● **What is required**: Work out how many lines in the data hold the word "date", and reply with that number only.

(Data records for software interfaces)
BEGIN

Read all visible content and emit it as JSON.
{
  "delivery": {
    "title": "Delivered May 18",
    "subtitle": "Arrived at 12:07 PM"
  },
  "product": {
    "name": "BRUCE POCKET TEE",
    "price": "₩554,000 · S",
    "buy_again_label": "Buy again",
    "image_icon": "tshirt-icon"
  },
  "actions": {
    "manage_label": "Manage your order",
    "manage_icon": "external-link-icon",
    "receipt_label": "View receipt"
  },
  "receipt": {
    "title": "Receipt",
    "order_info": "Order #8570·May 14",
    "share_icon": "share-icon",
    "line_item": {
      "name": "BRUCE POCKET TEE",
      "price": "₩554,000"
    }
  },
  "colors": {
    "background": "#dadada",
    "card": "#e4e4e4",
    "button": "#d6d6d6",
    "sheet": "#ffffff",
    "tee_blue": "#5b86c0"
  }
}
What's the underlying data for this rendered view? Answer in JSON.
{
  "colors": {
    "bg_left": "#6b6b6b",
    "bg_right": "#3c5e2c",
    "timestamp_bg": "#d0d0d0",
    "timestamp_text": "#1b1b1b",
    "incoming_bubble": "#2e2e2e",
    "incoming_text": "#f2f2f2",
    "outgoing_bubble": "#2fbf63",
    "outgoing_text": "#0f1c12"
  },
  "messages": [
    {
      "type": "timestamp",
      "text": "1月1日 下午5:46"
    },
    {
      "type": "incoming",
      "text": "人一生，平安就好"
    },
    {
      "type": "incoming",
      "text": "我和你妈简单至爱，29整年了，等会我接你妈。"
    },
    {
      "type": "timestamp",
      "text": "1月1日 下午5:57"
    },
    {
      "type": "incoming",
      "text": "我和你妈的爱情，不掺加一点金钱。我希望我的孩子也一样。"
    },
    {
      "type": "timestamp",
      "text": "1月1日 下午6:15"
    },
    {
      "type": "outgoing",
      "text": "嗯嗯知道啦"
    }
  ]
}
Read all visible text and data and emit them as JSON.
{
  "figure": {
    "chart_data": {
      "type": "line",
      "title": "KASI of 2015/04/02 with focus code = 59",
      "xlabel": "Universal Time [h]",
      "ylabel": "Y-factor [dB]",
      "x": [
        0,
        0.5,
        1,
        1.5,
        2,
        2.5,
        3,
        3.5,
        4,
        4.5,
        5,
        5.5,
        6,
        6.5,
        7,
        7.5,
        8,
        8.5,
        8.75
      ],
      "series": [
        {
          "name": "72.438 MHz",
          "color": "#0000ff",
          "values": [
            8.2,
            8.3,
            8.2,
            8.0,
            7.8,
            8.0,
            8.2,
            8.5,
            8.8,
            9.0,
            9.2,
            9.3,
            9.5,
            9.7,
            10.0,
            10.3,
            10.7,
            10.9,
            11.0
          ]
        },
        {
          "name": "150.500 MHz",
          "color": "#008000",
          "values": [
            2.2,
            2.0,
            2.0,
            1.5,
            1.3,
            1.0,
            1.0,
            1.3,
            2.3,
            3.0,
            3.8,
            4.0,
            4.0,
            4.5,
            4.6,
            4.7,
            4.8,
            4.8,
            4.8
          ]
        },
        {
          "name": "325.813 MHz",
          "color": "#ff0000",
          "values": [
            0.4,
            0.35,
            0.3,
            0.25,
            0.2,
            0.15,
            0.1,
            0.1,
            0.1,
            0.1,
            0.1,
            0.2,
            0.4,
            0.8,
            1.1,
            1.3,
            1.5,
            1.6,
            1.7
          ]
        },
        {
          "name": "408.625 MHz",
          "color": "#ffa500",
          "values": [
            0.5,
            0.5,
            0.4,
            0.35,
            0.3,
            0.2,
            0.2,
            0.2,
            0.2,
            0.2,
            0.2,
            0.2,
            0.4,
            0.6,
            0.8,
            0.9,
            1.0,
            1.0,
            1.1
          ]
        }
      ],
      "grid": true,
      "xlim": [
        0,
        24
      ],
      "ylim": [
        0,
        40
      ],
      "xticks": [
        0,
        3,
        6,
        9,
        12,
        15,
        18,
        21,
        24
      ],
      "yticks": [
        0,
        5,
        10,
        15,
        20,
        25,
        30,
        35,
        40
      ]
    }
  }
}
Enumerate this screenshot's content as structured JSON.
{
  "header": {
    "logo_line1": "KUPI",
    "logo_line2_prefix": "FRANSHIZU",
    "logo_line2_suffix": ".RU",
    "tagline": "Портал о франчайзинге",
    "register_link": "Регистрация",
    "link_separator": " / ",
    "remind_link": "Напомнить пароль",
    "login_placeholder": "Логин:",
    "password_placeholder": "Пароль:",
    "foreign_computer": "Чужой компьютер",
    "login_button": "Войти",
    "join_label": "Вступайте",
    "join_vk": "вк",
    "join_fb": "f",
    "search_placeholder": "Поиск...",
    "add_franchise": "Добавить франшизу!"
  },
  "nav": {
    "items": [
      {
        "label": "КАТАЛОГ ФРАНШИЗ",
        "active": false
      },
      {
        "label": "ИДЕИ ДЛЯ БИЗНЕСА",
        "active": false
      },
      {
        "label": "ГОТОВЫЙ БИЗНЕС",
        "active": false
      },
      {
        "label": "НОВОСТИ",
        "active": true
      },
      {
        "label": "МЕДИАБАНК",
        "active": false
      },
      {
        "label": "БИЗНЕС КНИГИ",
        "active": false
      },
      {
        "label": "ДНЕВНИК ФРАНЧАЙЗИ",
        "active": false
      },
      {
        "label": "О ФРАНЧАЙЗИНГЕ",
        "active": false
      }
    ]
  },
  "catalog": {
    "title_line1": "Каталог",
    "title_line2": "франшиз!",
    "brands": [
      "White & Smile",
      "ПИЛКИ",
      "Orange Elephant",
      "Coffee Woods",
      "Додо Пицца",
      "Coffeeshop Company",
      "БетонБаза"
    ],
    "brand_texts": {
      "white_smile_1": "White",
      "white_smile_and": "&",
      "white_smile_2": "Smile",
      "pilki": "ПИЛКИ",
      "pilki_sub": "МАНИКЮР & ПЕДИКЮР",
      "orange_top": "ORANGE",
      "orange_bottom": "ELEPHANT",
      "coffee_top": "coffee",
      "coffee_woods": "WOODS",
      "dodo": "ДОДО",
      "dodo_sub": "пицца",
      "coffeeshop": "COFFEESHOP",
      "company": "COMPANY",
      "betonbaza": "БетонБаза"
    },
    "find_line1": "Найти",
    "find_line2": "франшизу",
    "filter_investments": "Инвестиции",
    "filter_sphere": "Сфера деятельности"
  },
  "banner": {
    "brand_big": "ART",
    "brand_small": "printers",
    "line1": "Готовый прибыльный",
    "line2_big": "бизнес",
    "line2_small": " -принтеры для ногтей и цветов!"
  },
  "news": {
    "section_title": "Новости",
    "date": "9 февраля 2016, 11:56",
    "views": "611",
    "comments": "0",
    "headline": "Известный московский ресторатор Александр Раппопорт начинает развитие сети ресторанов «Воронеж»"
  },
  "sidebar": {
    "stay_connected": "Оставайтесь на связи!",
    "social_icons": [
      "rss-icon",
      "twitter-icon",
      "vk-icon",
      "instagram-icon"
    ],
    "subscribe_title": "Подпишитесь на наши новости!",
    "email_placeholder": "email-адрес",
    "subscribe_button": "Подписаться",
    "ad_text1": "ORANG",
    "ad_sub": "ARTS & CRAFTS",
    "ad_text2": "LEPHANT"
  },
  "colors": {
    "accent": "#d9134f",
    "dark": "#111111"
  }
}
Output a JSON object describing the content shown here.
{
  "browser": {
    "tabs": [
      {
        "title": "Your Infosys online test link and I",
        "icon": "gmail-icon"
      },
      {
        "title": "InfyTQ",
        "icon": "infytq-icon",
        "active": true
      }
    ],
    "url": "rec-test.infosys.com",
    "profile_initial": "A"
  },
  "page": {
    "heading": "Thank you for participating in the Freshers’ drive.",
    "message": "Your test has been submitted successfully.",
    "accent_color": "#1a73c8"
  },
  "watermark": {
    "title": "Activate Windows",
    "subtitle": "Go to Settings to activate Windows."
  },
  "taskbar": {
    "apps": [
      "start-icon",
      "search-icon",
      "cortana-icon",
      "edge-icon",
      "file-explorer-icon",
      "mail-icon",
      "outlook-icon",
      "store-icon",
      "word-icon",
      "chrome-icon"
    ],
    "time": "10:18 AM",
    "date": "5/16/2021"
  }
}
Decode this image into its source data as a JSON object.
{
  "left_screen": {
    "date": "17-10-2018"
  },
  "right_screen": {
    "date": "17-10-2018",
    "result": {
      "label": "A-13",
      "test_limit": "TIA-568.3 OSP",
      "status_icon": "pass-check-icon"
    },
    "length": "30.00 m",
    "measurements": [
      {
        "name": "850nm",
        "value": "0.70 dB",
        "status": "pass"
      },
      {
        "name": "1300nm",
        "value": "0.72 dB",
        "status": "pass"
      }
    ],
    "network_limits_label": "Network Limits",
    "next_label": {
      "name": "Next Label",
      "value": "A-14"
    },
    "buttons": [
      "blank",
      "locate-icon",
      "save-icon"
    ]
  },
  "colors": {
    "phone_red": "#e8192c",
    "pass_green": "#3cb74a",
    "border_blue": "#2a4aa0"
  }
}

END

● **Task response**: 4